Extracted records
###

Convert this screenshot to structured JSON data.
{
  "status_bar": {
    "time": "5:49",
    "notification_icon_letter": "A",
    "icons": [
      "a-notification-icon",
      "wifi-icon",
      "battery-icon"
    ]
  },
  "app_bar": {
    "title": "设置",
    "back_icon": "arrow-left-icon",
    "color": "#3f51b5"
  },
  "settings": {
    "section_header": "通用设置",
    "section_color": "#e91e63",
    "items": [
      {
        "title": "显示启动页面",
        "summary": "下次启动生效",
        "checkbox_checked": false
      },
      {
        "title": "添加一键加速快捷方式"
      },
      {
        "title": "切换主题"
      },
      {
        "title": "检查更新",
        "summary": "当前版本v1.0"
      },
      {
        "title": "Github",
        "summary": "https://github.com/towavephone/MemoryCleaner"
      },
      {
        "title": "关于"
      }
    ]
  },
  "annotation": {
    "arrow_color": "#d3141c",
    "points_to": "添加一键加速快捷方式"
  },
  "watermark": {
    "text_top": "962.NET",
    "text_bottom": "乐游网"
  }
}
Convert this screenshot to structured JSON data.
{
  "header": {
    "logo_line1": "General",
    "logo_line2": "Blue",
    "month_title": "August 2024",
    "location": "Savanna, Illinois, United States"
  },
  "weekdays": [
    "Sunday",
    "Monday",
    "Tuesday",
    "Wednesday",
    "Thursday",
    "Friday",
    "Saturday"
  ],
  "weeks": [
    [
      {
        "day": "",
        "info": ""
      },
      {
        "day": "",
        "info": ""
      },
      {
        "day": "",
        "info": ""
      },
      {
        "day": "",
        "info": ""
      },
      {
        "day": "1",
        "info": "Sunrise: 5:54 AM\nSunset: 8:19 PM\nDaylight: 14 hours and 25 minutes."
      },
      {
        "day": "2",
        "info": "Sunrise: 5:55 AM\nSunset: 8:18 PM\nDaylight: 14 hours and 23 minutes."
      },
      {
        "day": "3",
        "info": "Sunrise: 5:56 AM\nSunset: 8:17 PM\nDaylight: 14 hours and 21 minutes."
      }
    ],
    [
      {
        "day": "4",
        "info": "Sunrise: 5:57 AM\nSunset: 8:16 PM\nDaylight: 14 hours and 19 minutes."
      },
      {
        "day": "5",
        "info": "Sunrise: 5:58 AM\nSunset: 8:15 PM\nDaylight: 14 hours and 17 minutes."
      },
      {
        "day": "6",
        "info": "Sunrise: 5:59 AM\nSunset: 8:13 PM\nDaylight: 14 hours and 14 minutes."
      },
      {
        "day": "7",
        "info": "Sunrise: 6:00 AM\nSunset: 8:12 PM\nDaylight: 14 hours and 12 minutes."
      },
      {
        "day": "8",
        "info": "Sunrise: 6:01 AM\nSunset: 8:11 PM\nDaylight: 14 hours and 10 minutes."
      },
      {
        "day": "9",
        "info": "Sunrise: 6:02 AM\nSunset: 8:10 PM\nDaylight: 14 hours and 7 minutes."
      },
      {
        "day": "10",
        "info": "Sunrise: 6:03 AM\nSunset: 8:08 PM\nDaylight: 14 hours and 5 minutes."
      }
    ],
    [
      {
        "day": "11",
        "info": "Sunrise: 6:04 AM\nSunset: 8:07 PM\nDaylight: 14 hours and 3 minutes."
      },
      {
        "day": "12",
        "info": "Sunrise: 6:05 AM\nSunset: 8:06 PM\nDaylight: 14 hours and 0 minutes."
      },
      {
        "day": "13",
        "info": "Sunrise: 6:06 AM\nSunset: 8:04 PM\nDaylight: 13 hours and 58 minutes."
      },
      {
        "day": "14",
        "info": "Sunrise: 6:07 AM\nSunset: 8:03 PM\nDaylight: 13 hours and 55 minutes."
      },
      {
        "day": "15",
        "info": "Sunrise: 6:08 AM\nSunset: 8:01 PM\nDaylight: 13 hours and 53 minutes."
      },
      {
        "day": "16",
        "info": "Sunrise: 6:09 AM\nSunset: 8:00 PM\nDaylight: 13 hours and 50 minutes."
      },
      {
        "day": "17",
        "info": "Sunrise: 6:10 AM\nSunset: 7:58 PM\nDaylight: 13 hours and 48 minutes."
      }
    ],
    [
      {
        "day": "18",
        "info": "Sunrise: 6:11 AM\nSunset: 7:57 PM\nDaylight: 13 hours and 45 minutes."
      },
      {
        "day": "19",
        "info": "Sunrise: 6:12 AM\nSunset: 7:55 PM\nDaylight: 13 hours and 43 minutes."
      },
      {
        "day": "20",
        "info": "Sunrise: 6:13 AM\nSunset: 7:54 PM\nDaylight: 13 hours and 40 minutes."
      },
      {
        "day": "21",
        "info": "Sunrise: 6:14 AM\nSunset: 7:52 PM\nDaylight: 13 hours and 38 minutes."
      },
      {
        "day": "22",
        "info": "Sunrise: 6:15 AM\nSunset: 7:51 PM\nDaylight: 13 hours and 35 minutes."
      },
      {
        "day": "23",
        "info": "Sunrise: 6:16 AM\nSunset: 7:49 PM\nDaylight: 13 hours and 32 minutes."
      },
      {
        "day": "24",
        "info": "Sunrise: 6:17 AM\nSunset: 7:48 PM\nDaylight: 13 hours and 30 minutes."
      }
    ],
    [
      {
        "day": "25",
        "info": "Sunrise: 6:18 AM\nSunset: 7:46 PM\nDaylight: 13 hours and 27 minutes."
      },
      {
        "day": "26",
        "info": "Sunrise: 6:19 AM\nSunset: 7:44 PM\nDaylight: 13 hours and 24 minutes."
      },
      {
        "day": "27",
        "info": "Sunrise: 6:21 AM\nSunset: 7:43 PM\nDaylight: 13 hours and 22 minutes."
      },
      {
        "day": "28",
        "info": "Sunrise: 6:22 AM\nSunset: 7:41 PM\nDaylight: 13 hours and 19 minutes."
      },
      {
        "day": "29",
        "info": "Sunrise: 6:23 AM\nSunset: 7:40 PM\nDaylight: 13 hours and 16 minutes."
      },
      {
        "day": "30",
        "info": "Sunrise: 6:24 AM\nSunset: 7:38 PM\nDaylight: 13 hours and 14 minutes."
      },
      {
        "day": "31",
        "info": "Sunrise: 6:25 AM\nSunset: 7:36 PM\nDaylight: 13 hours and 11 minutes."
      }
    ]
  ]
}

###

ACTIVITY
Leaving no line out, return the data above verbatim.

ANSWER
Convert this screenshot to structured JSON data.
{
  "status_bar": {
    "time": "5:49",
    "notification_icon_letter": "A",
    "icons": [
      "a-notification-icon",
      "wifi-icon",
      "battery-icon"
    ]
  },
  "app_bar": {
    "title": "设置",
    "back_icon": "arrow-left-icon",
    "color": "#3f51b5"
  },
  "settings": {
    "section_header": "通用设置",
    "section_color": "#e91e63",
    "items": [
      {
        "title": "显示启动页面",
        "summary": "下次启动生效",
        "checkbox_checked": false
      },
      {
        "title": "添加一键加速快捷方式"
      },
      {
        "title": "切换主题"
      },
      {
        "title": "检查更新",
        "summary": "当前版本v1.0"
      },
      {
        "title": "Github",
        "summary": "https://github.com/towavephone/MemoryCleaner"
      },
      {
        "title": "关于"
      }
    ]
  },
  "annotation": {
    "arrow_color": "#d3141c",
    "points_to": "添加一键加速快捷方式"
  },
  "watermark": {
    "text_top": "962.NET",
    "text_bottom": "乐游网"
  }
}
Convert this screenshot to structured JSON data.
{
  "header": {
    "logo_line1": "General",
    "logo_line2": "Blue",
    "month_title": "August 2024",
    "location": "Savanna, Illinois, United States"
  },
  "weekdays": [
    "Sunday",
    "Monday",
    "Tuesday",
    "Wednesday",
    "Thursday",
    "Friday",
    "Saturday"
  ],
  "weeks": [
    [
      {
        "day": "",
        "info": ""
      },
      {
        "day": "",
        "info": ""
      },
      {
        "day": "",
        "info": ""
      },
      {
        "day": "",
        "info": ""
      },
      {
        "day": "1",
        "info": "Sunrise: 5:54 AM\nSunset: 8:19 PM\nDaylight: 14 hours and 25 minutes."
      },
      {
        "day": "2",
        "info": "Sunrise: 5:55 AM\nSunset: 8:18 PM\nDaylight: 14 hours and 23 minutes."
      },
      {
        "day": "3",
        "info": "Sunrise: 5:56 AM\nSunset: 8:17 PM\nDaylight: 14 hours and 21 minutes."
      }
    ],
    [
      {
        "day": "4",
        "info": "Sunrise: 5:57 AM\nSunset: 8:16 PM\nDaylight: 14 hours and 19 minutes."
      },
      {
        "day": "5",
        "info": "Sunrise: 5:58 AM\nSunset: 8:15 PM\nDaylight: 14 hours and 17 minutes."
      },
      {
        "day": "6",
        "info": "Sunrise: 5:59 AM\nSunset: 8:13 PM\nDaylight: 14 hours and 14 minutes."
      },
      {
        "day": "7",
        "info": "Sunrise: 6:00 AM\nSunset: 8:12 PM\nDaylight: 14 hours and 12 minutes."
      },
      {
        "day": "8",
        "info": "Sunrise: 6:01 AM\nSunset: 8:11 PM\nDaylight: 14 hours and 10 minutes."
      },
      {
        "day": "9",
        "info": "Sunrise: 6:02 AM\nSunset: 8:10 PM\nDaylight: 14 hours and 7 minutes."
      },
      {
        "day": "10",
        "info": "Sunrise: 6:03 AM\nSunset: 8:08 PM\nDaylight: 14 hours and 5 minutes."
      }
    ],
    [
      {
        "day": "11",
        "info": "Sunrise: 6:04 AM\nSunset: 8:07 PM\nDaylight: 14 hours and 3 minutes."
      },
      {
        "day": "12",
        "info": "Sunrise: 6:05 AM\nSunset: 8:06 PM\nDaylight: 14 hours and 0 minutes."
      },
      {
        "day": "13",
        "info": "Sunrise: 6:06 AM\nSunset: 8:04 PM\nDaylight: 13 hours and 58 minutes."
      },
      {
        "day": "14",
        "info": "Sunrise: 6:07 AM\nSunset: 8:03 PM\nDaylight: 13 hours and 55 minutes."
      },
      {
        "day": "15",
        "info": "Sunrise: 6:08 AM\nSunset: 8:01 PM\nDaylight: 13 hours and 53 minutes."
      },
      {
        "day": "16",
        "info": "Sunrise: 6:09 AM\nSunset: 8:00 PM\nDaylight: 13 hours and 50 minutes."
      },
      {
        "day": "17",
        "info": "Sunrise: 6:10 AM\nSunset: 7:58 PM\nDaylight: 13 hours and 48 minutes."
      }
    ],
    [
      {
        "day": "18",
        "info": "Sunrise: 6:11 AM\nSunset: 7:57 PM\nDaylight: 13 hours and 45 minutes."
      },
      {
        "day": "19",
        "info": "Sunrise: 6:12 AM\nSunset: 7:55 PM\nDaylight: 13 hours and 43 minutes."
      },
      {
        "day": "20",
        "info": "Sunrise: 6:13 AM\nSunset: 7:54 PM\nDaylight: 13 hours and 40 minutes."
      },
      {
        "day": "21",
        "info": "Sunrise: 6:14 AM\nSunset: 7:52 PM\nDaylight: 13 hours and 38 minutes."
      },
      {
        "day": "22",
        "info": "Sunrise: 6:15 AM\nSunset: 7:51 PM\nDaylight: 13 hours and 35 minutes."
      },
      {
        "day": "23",
        "info": "Sunrise: 6:16 AM\nSunset: 7:49 PM\nDaylight: 13 hours and 32 minutes."
      },
      {
        "day": "24",
        "info": "Sunrise: 6:17 AM\nSunset: 7:48 PM\nDaylight: 13 hours and 30 minutes."
      }
    ],
    [
      {
        "day": "25",
        "info": "Sunrise: 6:18 AM\nSunset: 7:46 PM\nDaylight: 13 hours and 27 minutes."
      },
      {
        "day": "26",
        "info": "Sunrise: 6:19 AM\nSunset: 7:44 PM\nDaylight: 13 hours and 24 minutes."
      },
      {
        "day": "27",
        "info": "Sunrise: 6:21 AM\nSunset: 7:43 PM\nDaylight: 13 hours and 22 minutes."
      },
      {
        "day": "28",
        "info": "Sunrise: 6:22 AM\nSunset: 7:41 PM\nDaylight: 13 hours and 19 minutes."
      },
      {
        "day": "29",
        "info": "Sunrise: 6:23 AM\nSunset: 7:40 PM\nDaylight: 13 hours and 16 minutes."
      },
      {
        "day": "30",
        "info": "Sunrise: 6:24 AM\nSunset: 7:38 PM\nDaylight: 13 hours and 14 minutes."
      },
      {
        "day": "31",
        "info": "Sunrise: 6:25 AM\nSunset: 7:36 PM\nDaylight: 13 hours and 11 minutes."
      }
    ]
  ]
}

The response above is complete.